Protect Your Eyes During WinterFor many people, the thought of winter isn’t filled with hibernating on the couch; instead, it involves spending days slicing into soft-white powder on popular ski and snowboard trails, hiking beautiful mountains, and sledding with the entire family.   If you’re planning on making this winter season one of your most active yet, you may be missing out on a preparation step that could be critical to your health: keeping your eyes safe while you’re on the slope.

In the summer, we know that it’s important to wear sunscreen and sunglasses – but many times, we ditch those habits in the winter.  The sunlight may seem weaker during the colder winter season, but that doesn’t mean your eyes are any safer.  In fact, sunlight can be significantly amplified by snow, which can expose your eyes to UV radiation.

To highlight the surprising impact of the winter sun on your eyes, a recent study published in Archives of Dermatology details how researchers took UV radiation readings at over 30 high-altitude ski areas in North America, and also interviewed thousands of skiers and snowboarders to see what steps they took to protect their eyesight.  Skiers and snowboarders indicated that they only took minor precautions against the sunlight; unfortunately, this coincided with researchers discovering the highest UV rating at the ever-popular Mammoth Mountain ski destination in California.

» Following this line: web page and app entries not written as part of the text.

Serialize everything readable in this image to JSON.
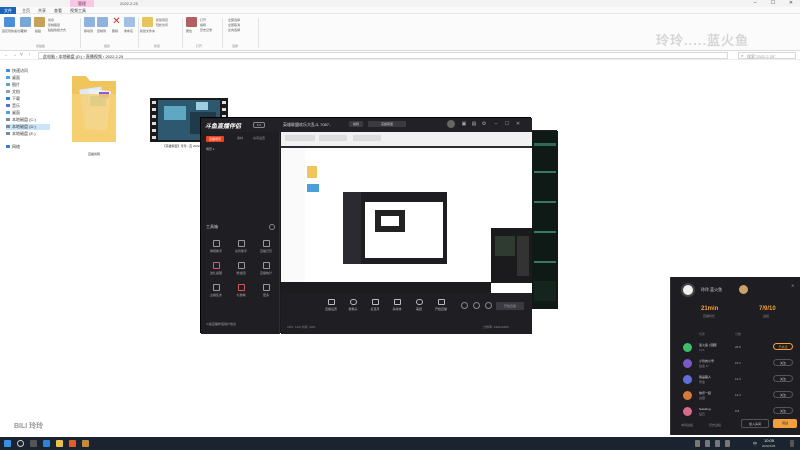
{
  "explorer": {
    "title": "2022.2.25",
    "context_tab": "管理",
    "tabs": [
      "文件",
      "主页",
      "共享",
      "查看",
      "视频工具"
    ],
    "ribbon": {
      "buttons": [
        "固定到快速访问",
        "复制",
        "粘贴",
        "剪切",
        "复制路径",
        "粘贴快捷方式",
        "移动到",
        "复制到",
        "删除",
        "重命名",
        "新建文件夹",
        "新建项目",
        "轻松访问",
        "属性",
        "打开",
        "编辑",
        "历史记录",
        "全部选择",
        "全部取消",
        "反向选择"
      ],
      "groups": [
        "剪贴板",
        "组织",
        "新建",
        "打开",
        "选择"
      ]
    },
    "address": "此电脑 › 本地磁盘 (D:) › 直播视频 › 2022.2.25",
    "search_placeholder": "搜索\"2022.2.25\"",
    "nav": [
      "快速访问",
      "桌面",
      "图片",
      "文档",
      "下载",
      "音乐",
      "桌面",
      "本地磁盘 (C:)",
      "本地磁盘 (D:)",
      "本地磁盘 (E:)",
      "网络"
    ],
    "files": [
      {
        "name": "直播剪辑"
      },
      {
        "name": "【英雄联盟】玲玲...直 2022/2/25 10:0..."
      }
    ],
    "watermark": "玲玲.....蓝火鱼"
  },
  "stream": {
    "logo": "斗鱼直播伴侣",
    "logo_badge": "5.0",
    "room_title": "英雄联盟欢乐大乱斗 7087..",
    "room_btn": "编辑",
    "category": "英雄联盟",
    "left_tabs": [
      "直播场景",
      "素材",
      "房间设置"
    ],
    "scene": "场景 1",
    "tools_title": "工具箱",
    "tools": [
      "弹幕助手",
      "房管助手",
      "直播日历",
      "送礼提醒",
      "粉丝团",
      "直播统计",
      "主播任务",
      "礼物墙",
      "更多"
    ],
    "notice": "斗鱼直播伴侣用户协议",
    "bottom_items": [
      "直播设置",
      "摄像头",
      "麦克风",
      "多媒体",
      "美颜",
      "开始直播"
    ],
    "live_btn": "开始直播",
    "status_left": "CPU: 11%  内存: 40%",
    "status_right": "分辨率: 1920x1080"
  },
  "popup": {
    "name": "玲玲.蓝火鱼",
    "stats": [
      {
        "value": "21min",
        "label": "直播时长"
      },
      {
        "value": "7/9/10",
        "label": "战绩"
      }
    ],
    "col_headers": [
      "玩家",
      "分数"
    ],
    "rows": [
      {
        "name": "蓝火鱼 | 国服",
        "sub": "LV.1",
        "score": "26.8",
        "action": "已关注"
      },
      {
        "name": "小玲的小号",
        "sub": "铂金 IV",
        "score": "15.2",
        "action": "关注"
      },
      {
        "name": "我是路人",
        "sub": "黄金",
        "score": "14.0",
        "action": "关注"
      },
      {
        "name": "快乐一起",
        "sub": "白银",
        "score": "12.3",
        "action": "关注"
      },
      {
        "name": "Soloking",
        "sub": "钻石",
        "score": "9.8",
        "action": "关注"
      }
    ],
    "footer_left": "本局战绩",
    "footer_mid": "历史战绩",
    "btn_secondary": "加入房间",
    "btn_primary": "观战"
  },
  "watermark_bl": "BILI 玲玲",
  "taskbar": {
    "lang": "中",
    "time": "10:05",
    "date": "2022/2/25"
  }
}
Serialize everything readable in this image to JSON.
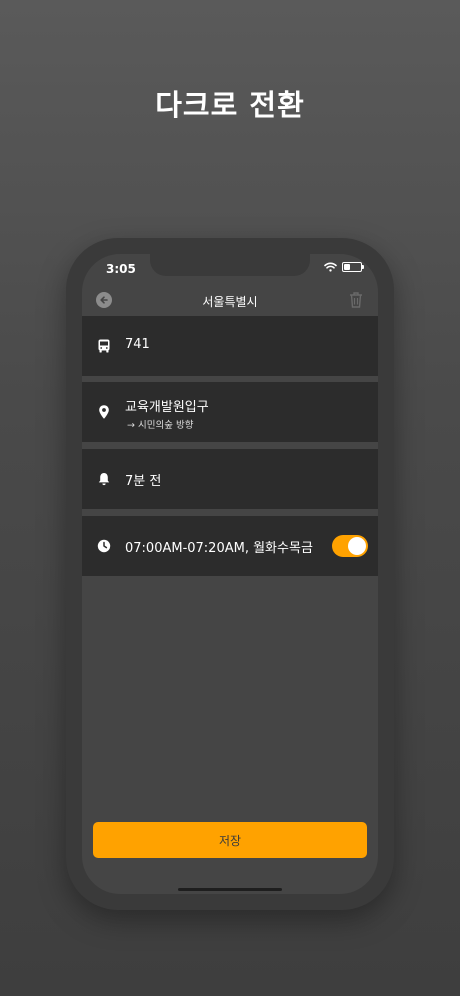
{
  "headline": "다크로 전환",
  "status": {
    "time": "3:05"
  },
  "nav": {
    "title": "서울특별시"
  },
  "rows": [
    {
      "icon": "bus-icon",
      "text": "741"
    },
    {
      "icon": "location-pin-icon",
      "text": "교육개발원입구",
      "sub": "→ 시민의숲 방향"
    },
    {
      "icon": "bell-icon",
      "text": "7분 전"
    },
    {
      "icon": "clock-icon",
      "text": "07:00AM-07:20AM, 월화수목금",
      "toggle_on": true
    }
  ],
  "save_label": "저장",
  "colors": {
    "accent": "#ffa200",
    "row_bg": "#2c2c2c",
    "screen_bg": "#454545"
  }
}
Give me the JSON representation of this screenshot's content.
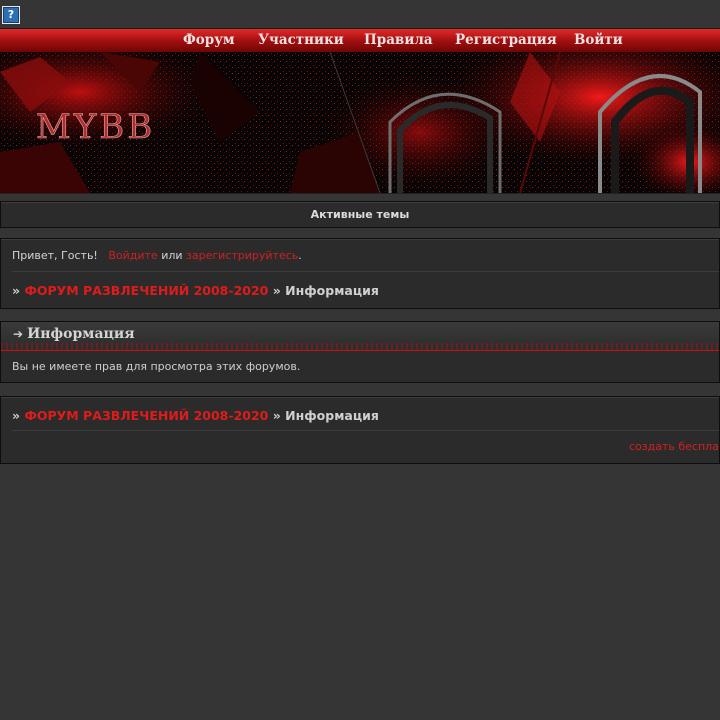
{
  "topbar": {
    "help_icon": "question-mark-icon",
    "help_glyph": "?"
  },
  "nav": {
    "items": [
      {
        "label": "Форум"
      },
      {
        "label": "Участники"
      },
      {
        "label": "Правила"
      },
      {
        "label": "Регистрация"
      },
      {
        "label": "Войти"
      }
    ]
  },
  "banner": {
    "logo_text": "MYBB"
  },
  "active_topics": {
    "label": "Активные темы"
  },
  "welcome": {
    "greeting": "Привет, Гость!",
    "login_link": "Войдите",
    "or_text": "или",
    "register_link": "зарегистрируйтесь",
    "period": "."
  },
  "breadcrumb": {
    "prefix": "»",
    "forum_link": "ФОРУМ РАЗВЛЕЧЕНИЙ 2008-2020",
    "separator": "»",
    "current": "Информация"
  },
  "info": {
    "title": "Информация",
    "title_icon": "arrow-right-icon",
    "message": "Вы не имеете прав для просмотра этих форумов."
  },
  "footer": {
    "create_link": "создать беспла"
  },
  "colors": {
    "accent": "#d12020",
    "nav_red": "#a60f0f",
    "background": "#353535"
  }
}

What’s more, these UV ratings can be powerful even during the cloudiest of days.  UV radiation increases as elevation climbs, which means that skiers and snowboarders are at risk for greater damage.  These high UV levels last from early winter until late spring; in other words, when snow is most likely to be on the ground.

Sunlight that’s reflected off of the surface of snow can damage eyes by leading to the development of cataracts, AMD, lesions, and even tumors.  Many of these tumors can only be removed by surgery, resulting in a very expensive and painful lesson for skiers and snowboarders who don’t prioritize their eye health and safety.

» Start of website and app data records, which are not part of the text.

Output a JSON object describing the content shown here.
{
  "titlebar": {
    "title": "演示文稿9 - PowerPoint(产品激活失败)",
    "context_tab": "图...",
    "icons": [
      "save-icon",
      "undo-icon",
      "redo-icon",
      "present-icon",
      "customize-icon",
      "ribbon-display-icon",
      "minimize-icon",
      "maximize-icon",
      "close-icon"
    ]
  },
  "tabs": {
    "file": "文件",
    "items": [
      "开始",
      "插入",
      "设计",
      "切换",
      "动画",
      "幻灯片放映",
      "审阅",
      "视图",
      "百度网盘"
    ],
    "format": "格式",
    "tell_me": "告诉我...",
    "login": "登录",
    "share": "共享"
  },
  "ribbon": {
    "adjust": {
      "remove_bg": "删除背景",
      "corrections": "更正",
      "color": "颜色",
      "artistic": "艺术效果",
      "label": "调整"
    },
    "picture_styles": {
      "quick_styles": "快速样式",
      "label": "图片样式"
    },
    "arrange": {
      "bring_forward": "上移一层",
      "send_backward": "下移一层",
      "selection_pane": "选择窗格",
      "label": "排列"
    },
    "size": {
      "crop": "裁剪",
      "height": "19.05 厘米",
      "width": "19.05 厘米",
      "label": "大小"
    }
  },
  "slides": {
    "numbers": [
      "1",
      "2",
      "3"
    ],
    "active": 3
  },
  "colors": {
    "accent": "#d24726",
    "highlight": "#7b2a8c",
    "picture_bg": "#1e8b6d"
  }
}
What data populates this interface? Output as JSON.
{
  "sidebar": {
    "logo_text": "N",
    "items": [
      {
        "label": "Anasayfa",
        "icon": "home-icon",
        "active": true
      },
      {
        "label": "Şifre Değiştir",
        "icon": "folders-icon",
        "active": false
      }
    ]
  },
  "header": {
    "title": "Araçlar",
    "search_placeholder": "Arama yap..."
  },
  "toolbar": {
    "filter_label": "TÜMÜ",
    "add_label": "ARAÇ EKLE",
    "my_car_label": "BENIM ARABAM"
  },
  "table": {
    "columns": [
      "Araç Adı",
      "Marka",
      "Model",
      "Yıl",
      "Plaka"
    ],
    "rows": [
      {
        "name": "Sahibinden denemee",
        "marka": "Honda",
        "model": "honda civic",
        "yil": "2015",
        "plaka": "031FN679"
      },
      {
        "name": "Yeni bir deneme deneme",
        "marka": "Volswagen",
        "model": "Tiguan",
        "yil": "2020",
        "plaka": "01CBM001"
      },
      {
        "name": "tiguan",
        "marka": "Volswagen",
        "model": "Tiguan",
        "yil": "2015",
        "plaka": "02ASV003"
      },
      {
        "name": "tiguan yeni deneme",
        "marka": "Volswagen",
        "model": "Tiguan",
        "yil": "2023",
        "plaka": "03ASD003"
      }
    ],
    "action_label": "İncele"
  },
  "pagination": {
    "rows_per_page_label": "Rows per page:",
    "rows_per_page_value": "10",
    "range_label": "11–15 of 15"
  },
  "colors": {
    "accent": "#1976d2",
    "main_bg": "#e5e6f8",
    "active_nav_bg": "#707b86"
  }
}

But you don’t have to stay bundled inside to protect your eyesight.  To keep your eyes safe during the winter, be sure to wear goggles and other eye protection that protects eyes from UV radiation.  Make sure that you wear eye protection when you’re out in the snow, whether you’re skiing down a mountain or having a snow fight with your children.

To learn more about protecting your eyes during the winter, visit Dr. Jacqueline Griffiths and her team at NewView Eye Center in Reston, VA, serving patients throughout Northern Virginia, Fairfax County, and Washington, D.C.  To learn more fill out the form on your left or call (703) 834-9777.